People with eczema should consult a healthcare professional if the rash:

  • contracts an infection
  • persists even after using over-the-counter medicatons
  • is accompanied by other symptoms such as fever, difficulty breathing, or joint pain

Stress, depression, and other mental health issues can trigger eczema. Conversely, living with the condition can cause stress. A person can talk with a doctor if they are experiencing mental health challenges.

Learn about the link between eczema and depression.

Eczema causes dry, sore, and irritated skin, but it is not contagious or life threatening.

The outlook for people with eczema depends on the severity of the symptoms and whether they can identify their triggers.

Some people manage their symptoms with minimal medical support, while others may need to take medications or use prescription creams to help manage their symptoms.

Bathing or showering in water that is too hot can damage the skin barrier and exacerbate eczema symptoms. It can also lead to increased dryness and itching.

People with eczema can bathe or shower once per day with lukewarm water. Experts recommend using mild, soap-free cleansers suitable for sensitive skin.

People’s eczema may respond differently to being bathed or showered, so individuals should choose an option that causes the least skin irritation.
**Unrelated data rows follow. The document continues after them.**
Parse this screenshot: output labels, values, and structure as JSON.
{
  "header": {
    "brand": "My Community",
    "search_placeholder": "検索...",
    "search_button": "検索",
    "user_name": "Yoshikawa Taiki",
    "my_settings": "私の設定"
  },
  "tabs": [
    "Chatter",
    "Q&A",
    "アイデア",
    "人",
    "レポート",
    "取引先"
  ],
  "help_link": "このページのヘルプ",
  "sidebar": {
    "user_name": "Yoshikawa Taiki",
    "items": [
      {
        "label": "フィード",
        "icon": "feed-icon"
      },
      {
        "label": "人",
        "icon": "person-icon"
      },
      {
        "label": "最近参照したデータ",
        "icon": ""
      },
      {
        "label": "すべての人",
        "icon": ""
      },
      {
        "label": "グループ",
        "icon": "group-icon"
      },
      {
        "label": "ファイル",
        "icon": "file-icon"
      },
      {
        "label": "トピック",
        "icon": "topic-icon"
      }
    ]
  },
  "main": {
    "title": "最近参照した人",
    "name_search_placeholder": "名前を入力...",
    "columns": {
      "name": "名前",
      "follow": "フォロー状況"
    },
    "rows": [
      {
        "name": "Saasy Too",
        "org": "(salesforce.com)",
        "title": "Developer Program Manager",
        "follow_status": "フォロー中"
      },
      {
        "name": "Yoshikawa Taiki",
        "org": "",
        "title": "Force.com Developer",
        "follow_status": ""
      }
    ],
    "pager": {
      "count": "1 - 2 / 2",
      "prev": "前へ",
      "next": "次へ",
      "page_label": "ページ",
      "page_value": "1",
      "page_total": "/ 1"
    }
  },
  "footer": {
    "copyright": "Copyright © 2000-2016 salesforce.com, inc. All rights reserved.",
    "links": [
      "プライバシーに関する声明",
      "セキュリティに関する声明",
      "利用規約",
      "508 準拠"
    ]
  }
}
Showering allows people to avoid prolonged contact with irritants that may worsen symptoms.

It is important that people use a moisturizer or emollient within 3 minutes of bathing or showering to prevent the skin from drying out.